Acadia police jurors OK golf carts in subdivisions
Steve Bandy /Crowley Post-Signal
It will soon be legal to drive golf carts on parish-maintained roads, but only if those roads are in a “recognized subdivision.”
By a 4-3 vote Tuesday night, with one member absent, the Acadia Parish Police Jury adopted a revised version of the ordinance recommended by the Legislative Committee.
That ordinance would have allowed the electric-powered carts on all parish roads, providing certain requirements — including lights, turn signals, rear-view mirror, brakes, insurance and state inspection — were met.
“I’m not particularly in favor of this,” said A.J. “Jay” Credeur when the matter came up for vote. “I would support it if it was in a recognized subdivision, but not on parish roads where the speed limit is 45 mph.”
Maximum speed for the carts, according to ordinance, is 25 mph.
“I’m not necessarily in favor of it either, but no one came to speak against it,” said Steve Comeaux, referring to the public hearing on the proposed ordinance held prior to the meeting.
At that hearing, Tracy Young presented a petition signed by “about 15” residents of Atwood Acres asking that the ordinance be adopted.
Credeur blamed the COVID-19 pandemic for the absence of citizens for the public hearing.
Various suggestions were thrown out, including:
— Allowing the carts only in recognized subdivisions;
— Allowing the carts only on parish roads with a speed limit of 25 mph or lower;
— Designating specific roads in the parish upon which carts will be allowed.
Concerning the latter, Comeaux said, “We can’t expect deputies to check a list of parish roads every time he sees a golf cart.”
Jeff “Red Dog” Morgan said restricting the carts to only recognized subdivisions would leave out such amenities as campgrounds and RV parks, where many travelers use the vehicles.
Parish attorney Glen Howie added another roadblock when he pointed out that state statute requires signage on roadways upon which the carts are allowed.
Quoting the clause — RS 32:299.4(B)(1) — Howie read:
“A golf cart may be operated only upon a parish road that has been designated by a parish or a municipal street that has been designated by a municipality for use by a golf cart. Upon a designation that a golf cart may be operated on a designated road or street, the responsible governmental entity shall post appropriate signage indicating that such operation is authorized.”
Jurors balked at the idea of having to put signs on all parish-maintained roads.
Young offered to reimburse the jury for the signage for Atwood Acres if the ordinance was adopted for recognized subdivisions.
With those amendments — that golf carts are allowed on parish roads only in recognized subdivisions and only if residents of said subdivision provide and maintain the required signage — the ordinance was adopted.
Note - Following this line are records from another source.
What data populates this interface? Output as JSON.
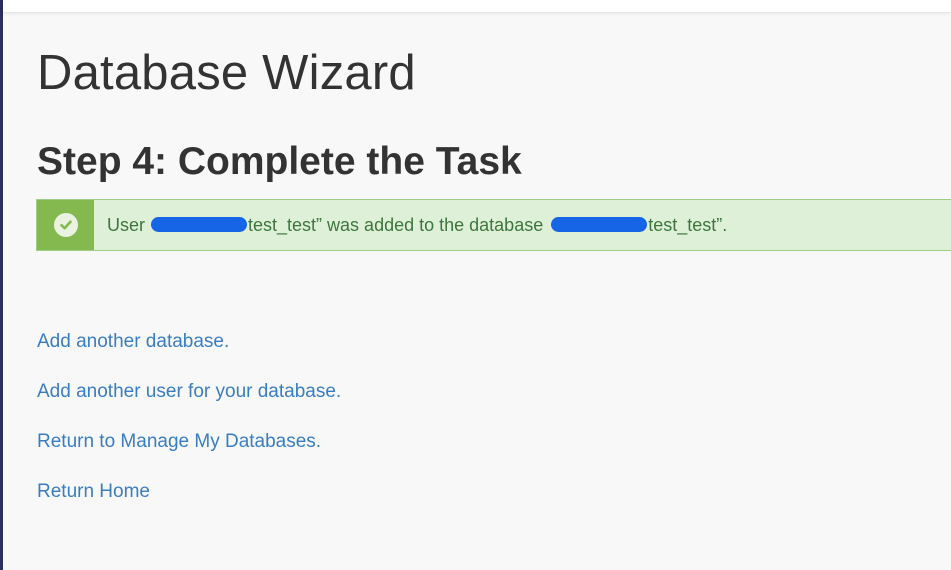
{
  "page": {
    "title": "Database Wizard",
    "step_title": "Step 4: Complete the Task"
  },
  "alert": {
    "type": "success",
    "icon": "check-circle-icon",
    "color_bg": "#dff0d8",
    "color_icon_bg": "#83b94f",
    "color_text": "#3c763d",
    "text_prefix": "User ",
    "user_suffix": "test_test” was added to the database ",
    "database_suffix": "test_test”."
  },
  "links": {
    "add_database": "Add another database.",
    "add_user": "Add another user for your database.",
    "manage_databases": "Return to Manage My Databases.",
    "return_home": "Return Home"
  }
}
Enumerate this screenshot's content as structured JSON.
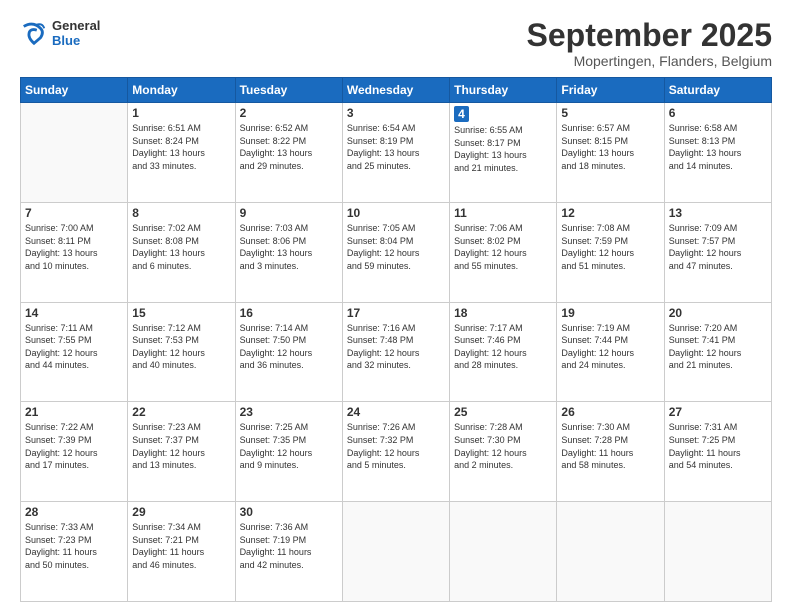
{
  "header": {
    "logo_line1": "General",
    "logo_line2": "Blue",
    "month": "September 2025",
    "location": "Mopertingen, Flanders, Belgium"
  },
  "weekdays": [
    "Sunday",
    "Monday",
    "Tuesday",
    "Wednesday",
    "Thursday",
    "Friday",
    "Saturday"
  ],
  "weeks": [
    [
      {
        "day": "",
        "info": ""
      },
      {
        "day": "1",
        "info": "Sunrise: 6:51 AM\nSunset: 8:24 PM\nDaylight: 13 hours\nand 33 minutes."
      },
      {
        "day": "2",
        "info": "Sunrise: 6:52 AM\nSunset: 8:22 PM\nDaylight: 13 hours\nand 29 minutes."
      },
      {
        "day": "3",
        "info": "Sunrise: 6:54 AM\nSunset: 8:19 PM\nDaylight: 13 hours\nand 25 minutes."
      },
      {
        "day": "4",
        "info": "Sunrise: 6:55 AM\nSunset: 8:17 PM\nDaylight: 13 hours\nand 21 minutes.",
        "thursday": true
      },
      {
        "day": "5",
        "info": "Sunrise: 6:57 AM\nSunset: 8:15 PM\nDaylight: 13 hours\nand 18 minutes."
      },
      {
        "day": "6",
        "info": "Sunrise: 6:58 AM\nSunset: 8:13 PM\nDaylight: 13 hours\nand 14 minutes."
      }
    ],
    [
      {
        "day": "7",
        "info": "Sunrise: 7:00 AM\nSunset: 8:11 PM\nDaylight: 13 hours\nand 10 minutes."
      },
      {
        "day": "8",
        "info": "Sunrise: 7:02 AM\nSunset: 8:08 PM\nDaylight: 13 hours\nand 6 minutes."
      },
      {
        "day": "9",
        "info": "Sunrise: 7:03 AM\nSunset: 8:06 PM\nDaylight: 13 hours\nand 3 minutes."
      },
      {
        "day": "10",
        "info": "Sunrise: 7:05 AM\nSunset: 8:04 PM\nDaylight: 12 hours\nand 59 minutes."
      },
      {
        "day": "11",
        "info": "Sunrise: 7:06 AM\nSunset: 8:02 PM\nDaylight: 12 hours\nand 55 minutes.",
        "thursday": false
      },
      {
        "day": "12",
        "info": "Sunrise: 7:08 AM\nSunset: 7:59 PM\nDaylight: 12 hours\nand 51 minutes."
      },
      {
        "day": "13",
        "info": "Sunrise: 7:09 AM\nSunset: 7:57 PM\nDaylight: 12 hours\nand 47 minutes."
      }
    ],
    [
      {
        "day": "14",
        "info": "Sunrise: 7:11 AM\nSunset: 7:55 PM\nDaylight: 12 hours\nand 44 minutes."
      },
      {
        "day": "15",
        "info": "Sunrise: 7:12 AM\nSunset: 7:53 PM\nDaylight: 12 hours\nand 40 minutes."
      },
      {
        "day": "16",
        "info": "Sunrise: 7:14 AM\nSunset: 7:50 PM\nDaylight: 12 hours\nand 36 minutes."
      },
      {
        "day": "17",
        "info": "Sunrise: 7:16 AM\nSunset: 7:48 PM\nDaylight: 12 hours\nand 32 minutes."
      },
      {
        "day": "18",
        "info": "Sunrise: 7:17 AM\nSunset: 7:46 PM\nDaylight: 12 hours\nand 28 minutes.",
        "thursday": false
      },
      {
        "day": "19",
        "info": "Sunrise: 7:19 AM\nSunset: 7:44 PM\nDaylight: 12 hours\nand 24 minutes."
      },
      {
        "day": "20",
        "info": "Sunrise: 7:20 AM\nSunset: 7:41 PM\nDaylight: 12 hours\nand 21 minutes."
      }
    ],
    [
      {
        "day": "21",
        "info": "Sunrise: 7:22 AM\nSunset: 7:39 PM\nDaylight: 12 hours\nand 17 minutes."
      },
      {
        "day": "22",
        "info": "Sunrise: 7:23 AM\nSunset: 7:37 PM\nDaylight: 12 hours\nand 13 minutes."
      },
      {
        "day": "23",
        "info": "Sunrise: 7:25 AM\nSunset: 7:35 PM\nDaylight: 12 hours\nand 9 minutes."
      },
      {
        "day": "24",
        "info": "Sunrise: 7:26 AM\nSunset: 7:32 PM\nDaylight: 12 hours\nand 5 minutes."
      },
      {
        "day": "25",
        "info": "Sunrise: 7:28 AM\nSunset: 7:30 PM\nDaylight: 12 hours\nand 2 minutes.",
        "thursday": false
      },
      {
        "day": "26",
        "info": "Sunrise: 7:30 AM\nSunset: 7:28 PM\nDaylight: 11 hours\nand 58 minutes."
      },
      {
        "day": "27",
        "info": "Sunrise: 7:31 AM\nSunset: 7:25 PM\nDaylight: 11 hours\nand 54 minutes."
      }
    ],
    [
      {
        "day": "28",
        "info": "Sunrise: 7:33 AM\nSunset: 7:23 PM\nDaylight: 11 hours\nand 50 minutes."
      },
      {
        "day": "29",
        "info": "Sunrise: 7:34 AM\nSunset: 7:21 PM\nDaylight: 11 hours\nand 46 minutes."
      },
      {
        "day": "30",
        "info": "Sunrise: 7:36 AM\nSunset: 7:19 PM\nDaylight: 11 hours\nand 42 minutes."
      },
      {
        "day": "",
        "info": ""
      },
      {
        "day": "",
        "info": "",
        "thursday": false
      },
      {
        "day": "",
        "info": ""
      },
      {
        "day": "",
        "info": ""
      }
    ]
  ]
}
Opposing votes were cast by Morgan, Jimmie Pellerin and Pat Daigle.
Voting in favor were Credeur, Comeaux, Chance Henry and Walter Andrus.
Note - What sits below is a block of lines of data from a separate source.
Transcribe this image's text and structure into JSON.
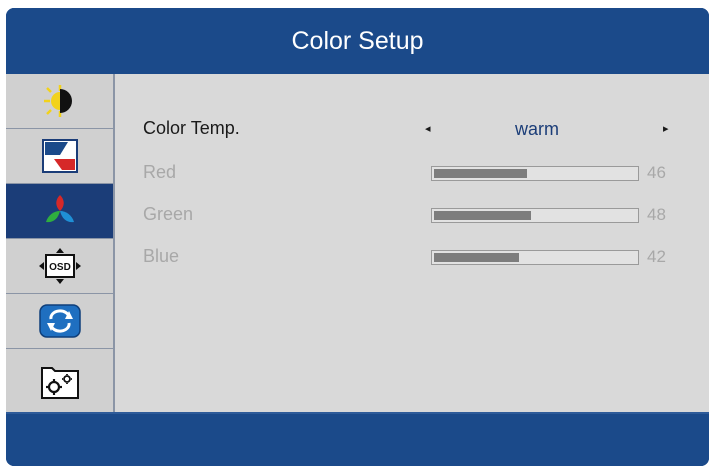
{
  "title": "Color Setup",
  "sidebar": {
    "items": [
      {
        "icon": "brightness-contrast-icon",
        "selected": false
      },
      {
        "icon": "image-setup-icon",
        "selected": false
      },
      {
        "icon": "color-setup-icon",
        "selected": true
      },
      {
        "icon": "osd-setup-icon",
        "selected": false
      },
      {
        "icon": "reset-icon",
        "selected": false
      },
      {
        "icon": "extra-settings-icon",
        "selected": false
      }
    ]
  },
  "osd_icon_text": "OSD",
  "color_temp": {
    "label": "Color Temp.",
    "value": "warm",
    "left_arrow": "◂",
    "right_arrow": "▸"
  },
  "channels": [
    {
      "label": "Red",
      "value": 46,
      "display": "46"
    },
    {
      "label": "Green",
      "value": 48,
      "display": "48"
    },
    {
      "label": "Blue",
      "value": 42,
      "display": "42"
    }
  ],
  "colors": {
    "frame_blue": "#1b4a8a",
    "selected_blue": "#1b3d78",
    "panel_gray": "#d9d9d9",
    "bar_fill": "#7d7d7d",
    "disabled_text": "#a8a8a8"
  }
}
Gordon “G-Ray” Morgan was absent.
Comeaux, who cast the final and deciding vote, said he was voting for the ordinance “only because no one was here to speak against it.”